Washington, D.C. 20515-0128

Director, Strategic Plans and Policy
The Joint Staff

Iraq's Imminent Transition to Sovereignty
Oral Testimony Before The
House Committee on International Relations
Chairman: Henry Hyde (R-IL)

13 May 2004
Mr. Chairman, Congressman Lantos, members of the committee, thank you for the privilege of reporting to Congress on Iraq's imminent transition to sovereignty.

Our strategy for security in the transition to Iraq sovereignty has multiple elements: First, we are planning for the transition from occupation to partnership with the Iraqis. To that end, to better coordinate with the new US Mission in Iraq, we are establishing the organization Multinational Forces - Iraq (MNF-I), which will be the senior military command in Iraq. It is subordinate to General Abizaid as Commander, US Central Command. We envision this headquarters will work closely with the US Mission on strategic issues regarding our activities and relationship with Iraq. Underneath MNF-I will be our corps-level tactical command that directs the day-to-day tactical operations of the MNF. Both of these headquarters are international in composition, with the key difference that Iraq will be a full partner in the MNF in its own security, together with the rest of the countries of the MNF. Also working for the MNF-I commander will be an organization called the Office of Security Transition. This organization is dedicated to the training and equipping of all Iraqi security forces during the transition period such that the Iraqis can assume full responsibility for their own security at the earliest suitable time.

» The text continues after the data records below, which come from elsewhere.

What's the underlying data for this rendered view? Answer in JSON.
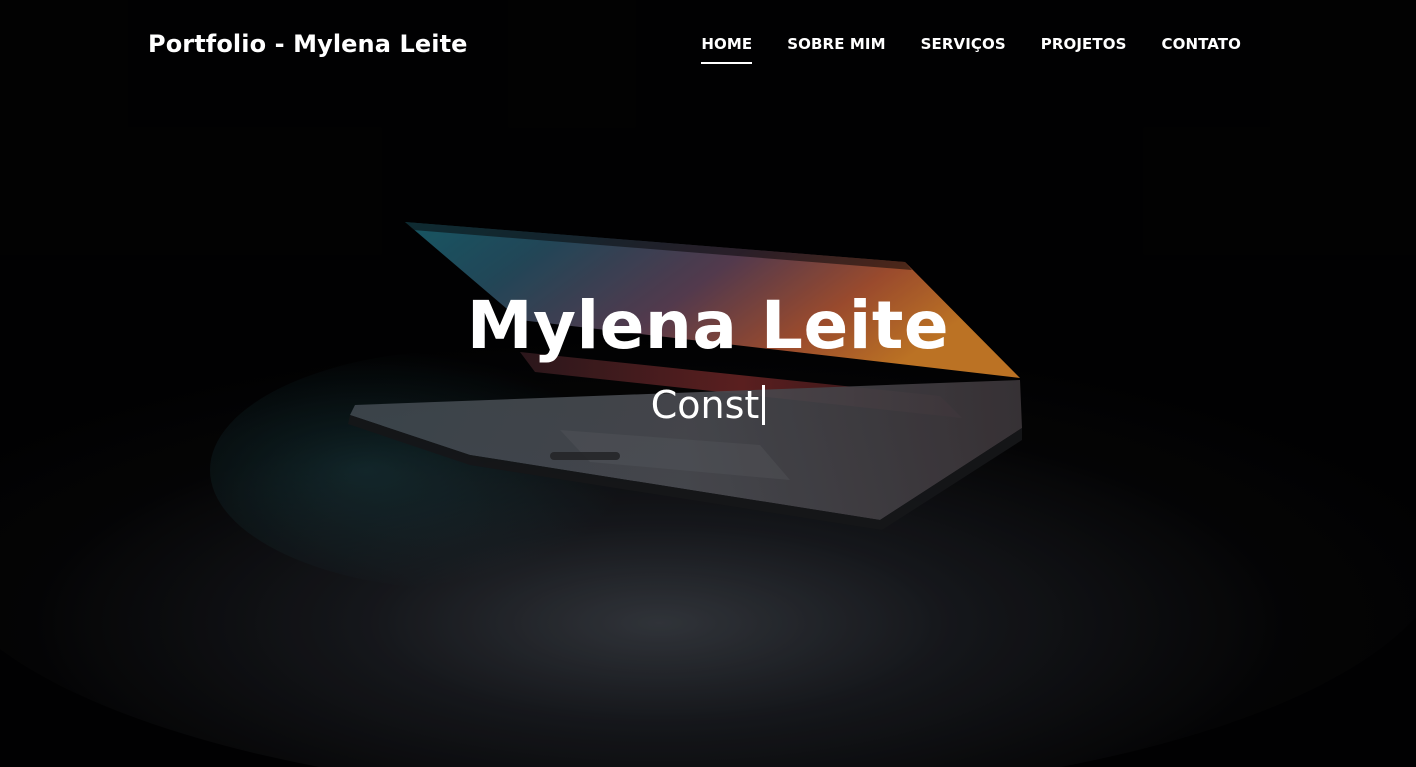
{
  "header": {
    "brand": "Portfolio - Mylena Leite",
    "nav": [
      {
        "label": "HOME",
        "active": true
      },
      {
        "label": "SOBRE MIM",
        "active": false
      },
      {
        "label": "SERVIÇOS",
        "active": false
      },
      {
        "label": "PROJETOS",
        "active": false
      },
      {
        "label": "CONTATO",
        "active": false
      }
    ]
  },
  "hero": {
    "title": "Mylena Leite",
    "typed_text": "Const",
    "background_image": "laptop-dark-icon"
  },
  "colors": {
    "text": "#ffffff",
    "background": "#020203"
  }
}
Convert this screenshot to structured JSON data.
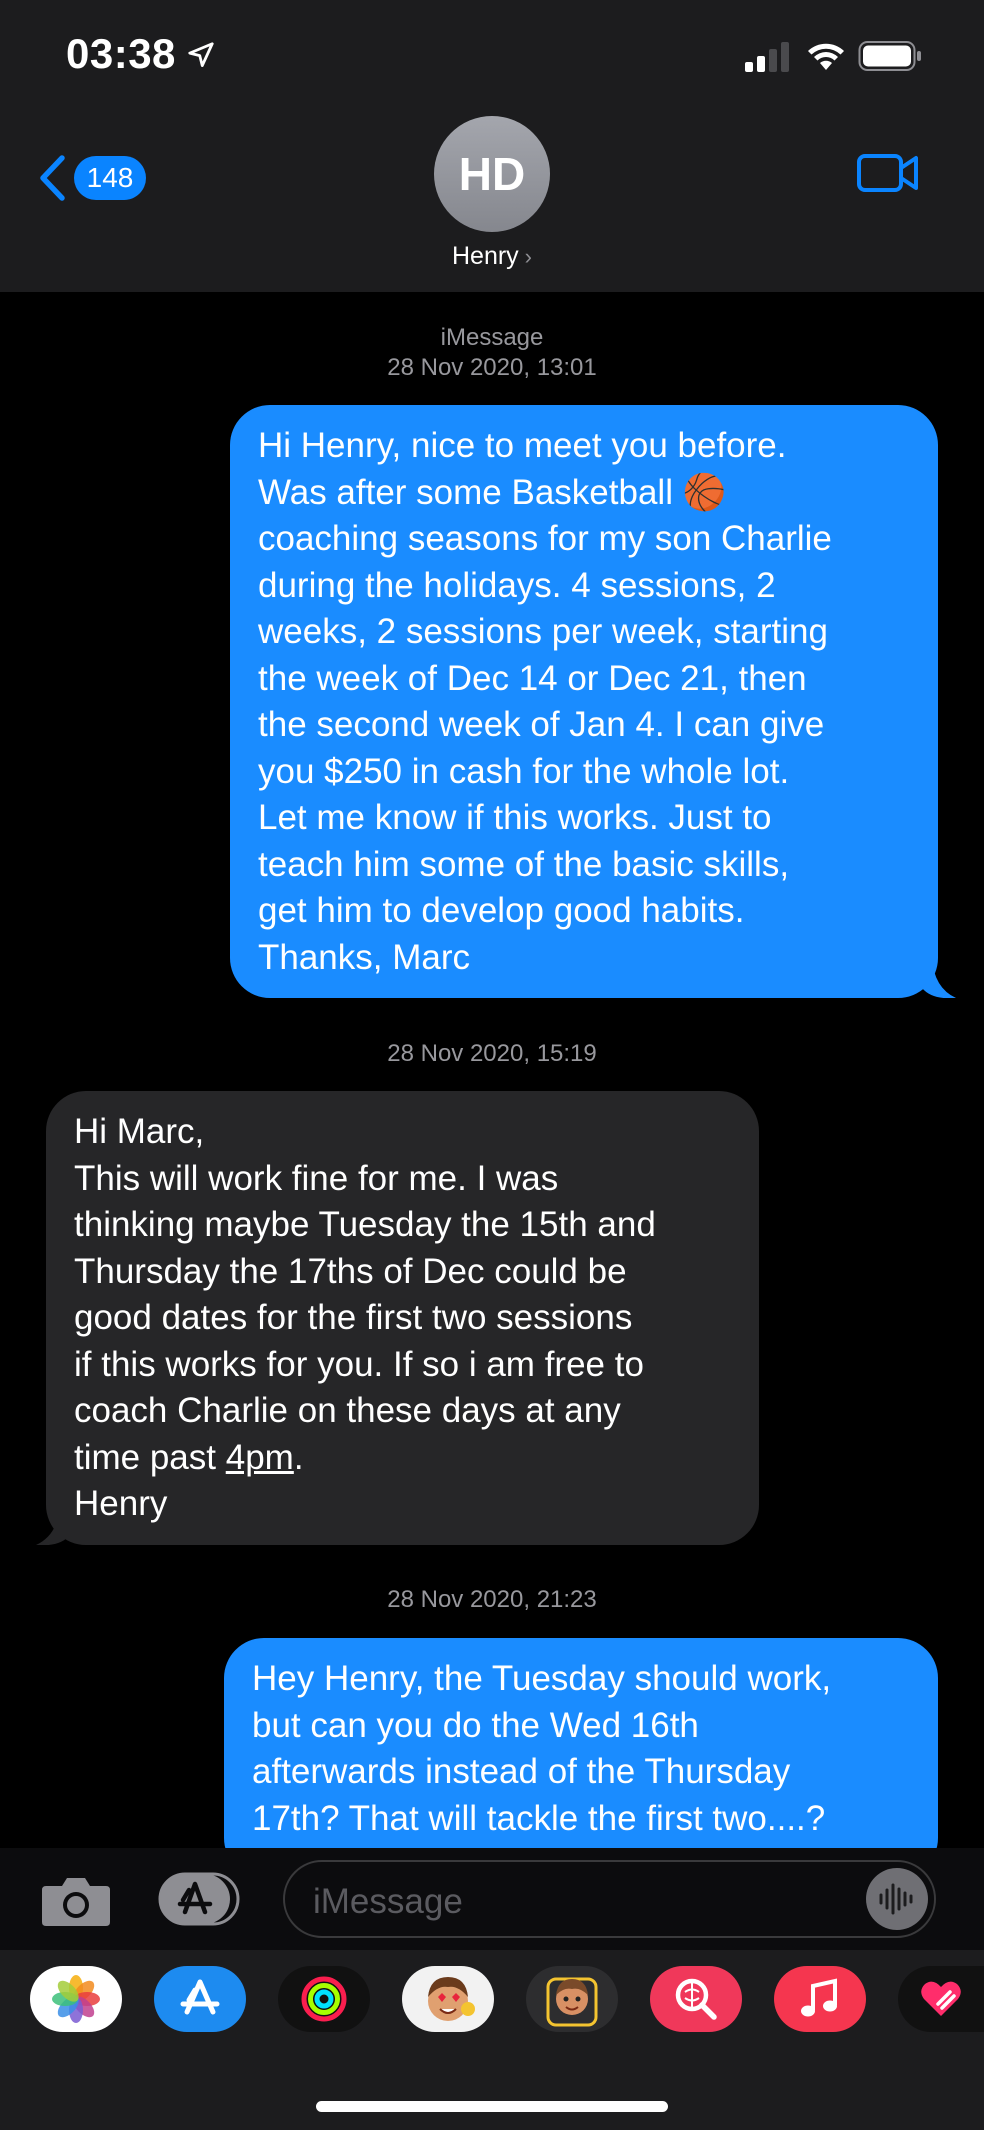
{
  "status_bar": {
    "time": "03:38"
  },
  "header": {
    "back_count": "148",
    "avatar_initials": "HD",
    "contact_name": "Henry"
  },
  "conversation": {
    "service_label": "iMessage",
    "messages": [
      {
        "timestamp": "28 Nov 2020, 13:01",
        "direction": "outgoing",
        "lines": [
          "Hi Henry, nice to meet you before.",
          "Was after some Basketball 🏀",
          "coaching seasons for my son Charlie",
          "during the holidays. 4 sessions, 2",
          "weeks, 2 sessions per week, starting",
          "the week of Dec 14 or Dec 21, then",
          "the second week of Jan 4.  I can give",
          "you $250 in cash for the whole lot.",
          "Let me know if this works. Just to",
          "teach him some of the basic skills,",
          "get him to develop good habits.",
          "Thanks, Marc"
        ]
      },
      {
        "timestamp": "28 Nov 2020, 15:19",
        "direction": "incoming",
        "lines": [
          "Hi Marc,",
          "This will work fine for me. I was",
          "thinking maybe Tuesday the 15th and",
          "Thursday the 17ths of Dec could be",
          "good dates for the first two sessions",
          "if this works for you. If so i am free to",
          "coach Charlie on these days at any",
          "time past ",
          "4pm",
          ".",
          "Henry"
        ]
      },
      {
        "timestamp": "28 Nov 2020, 21:23",
        "direction": "outgoing",
        "lines": [
          "Hey Henry, the Tuesday should work,",
          "but can you do the Wed 16th",
          "afterwards instead of the Thursday",
          "17th? That will tackle the first two....?"
        ]
      }
    ]
  },
  "input": {
    "placeholder": "iMessage"
  },
  "app_drawer": {
    "apps": [
      "photos-app-icon",
      "app-store-icon",
      "activity-app-icon",
      "memoji-stickers-icon",
      "memoji-icon",
      "image-search-icon",
      "music-app-icon",
      "digital-touch-icon"
    ]
  },
  "colors": {
    "outgoing_bubble": "#1a8cff",
    "incoming_bubble": "#262628",
    "accent": "#0a84ff"
  }
}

Our security focus is this: we will continue to train and equip Iraqi security forces while developing effective Iraqi chains of command. We will fund projects designed to help Iraq, employ Iraqis, and by implication, gain Iraqi consent.

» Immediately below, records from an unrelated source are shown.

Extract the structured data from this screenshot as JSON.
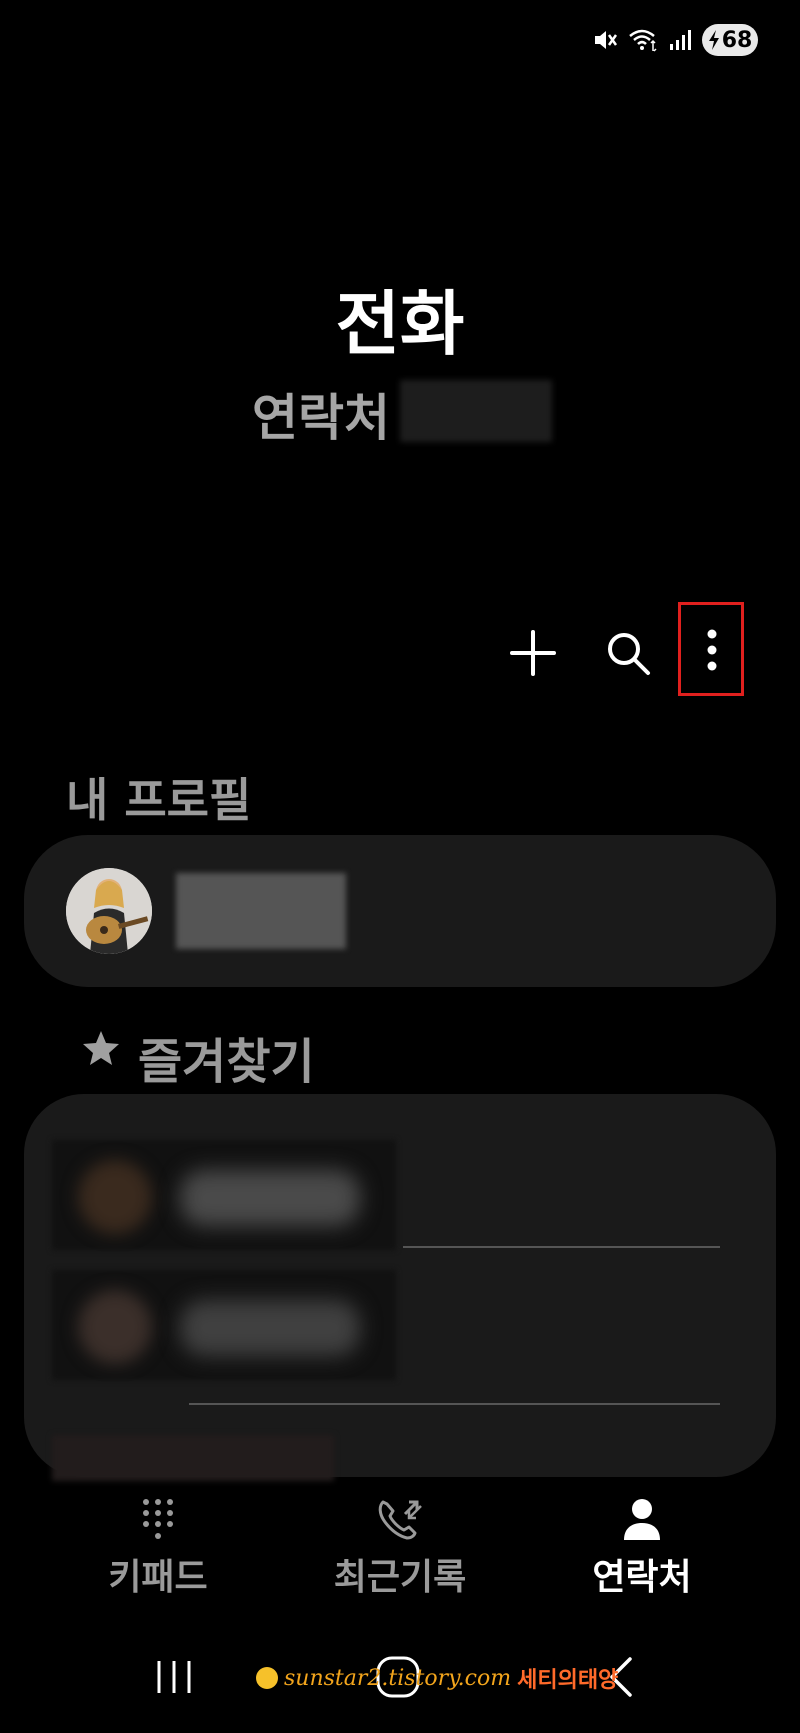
{
  "status_bar": {
    "battery_level": "68",
    "icons": [
      "mute-icon",
      "wifi-icon",
      "signal-icon",
      "battery-charging-icon"
    ]
  },
  "header": {
    "title": "전화",
    "subtitle": "연락처"
  },
  "actions": {
    "icons": [
      "plus-icon",
      "search-icon",
      "more-options-icon"
    ],
    "highlight_color": "#e0201e"
  },
  "profile": {
    "section_label": "내 프로필"
  },
  "favorites": {
    "section_label": "즐겨찾기",
    "icon": "star-icon"
  },
  "bottom_nav": {
    "items": [
      {
        "label": "키패드",
        "icon": "keypad-icon",
        "active": false
      },
      {
        "label": "최근기록",
        "icon": "recent-calls-icon",
        "active": false
      },
      {
        "label": "연락처",
        "icon": "contacts-icon",
        "active": true
      }
    ]
  },
  "watermark": {
    "url_text": "sunstar2.tistory.com",
    "name_text": "세티의태양"
  },
  "colors": {
    "background": "#000000",
    "card": "#1a1a1a",
    "muted_text": "#9a9a9a"
  }
}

The long-term solution is to continue and expedite our training and equipping of Iraqi Security Forces. Coalition military personnel have made significant progress in the recruiting, training and equipping Iraqi Security Forces. To date, more than 210,000 Iraqi citizens have taken positions in the various components of the Iraqi Security Force that are now contributing to the security and stability of Iraq. This includes more than 87,000 in the Iraqi police service, 15,000 in the Department of Border Enforcement, 28,000 in the Iraqi Civil Defense Corps, 4,000 in the Iraqi Armed Forces, and 74,000 in the Facilities Protection Service. By the end of June, Iraqi Civil Defense Corps will consist of 45 battalions.

Commensurate with the buildup of forces is the establishment of institutions through which Iraqis will progressively exercise more responsibility for Iraq's security. Iraqis are establishing a Ministry of Defense (MOD), a Ministry of the Interior (MOI), and a Ministerial Committee on National Security.

We are working to establish the conditions necessary for the transition of local control to Iraqis. In order for this transition to be effective, it requires the existence of Iraqi security organizations capable of providing local law and order, as well as organizations capable of planning, directing, and executing security operations.

Transition at the regional level will build upon successes at the local level. It will require the existence of an effective Iraqi political structure, operational regional security organizations, and chains of command capable of command and control of forces in the region.

The quantity of Iraqi Security Forces is on track; quality and equipping are the key focus now. Effective Iraqi chains of command must rapidly develop in order to gain Iraqi consent and enable a multinational partnership. We must expand international security forces to support the return of the UN and their work. We must provide the secure background to the upcoming political transition, to include security for the elections processes. To accomplish this, we cannot do it alone. We continue to require the support of a coalition of like-minded nations, which now includes Iraq, as we work towards political and economic stability in that country, making a better future for all Iraqis and creating a positive example for progress in the region.

Thank you for the opportunity to provide my report on Iraq's transition to sovereignty, and the role of our Nation's finest - our Soldiers, Sailors, Airmen, Marines and Coastguardsmen.

(end transcript)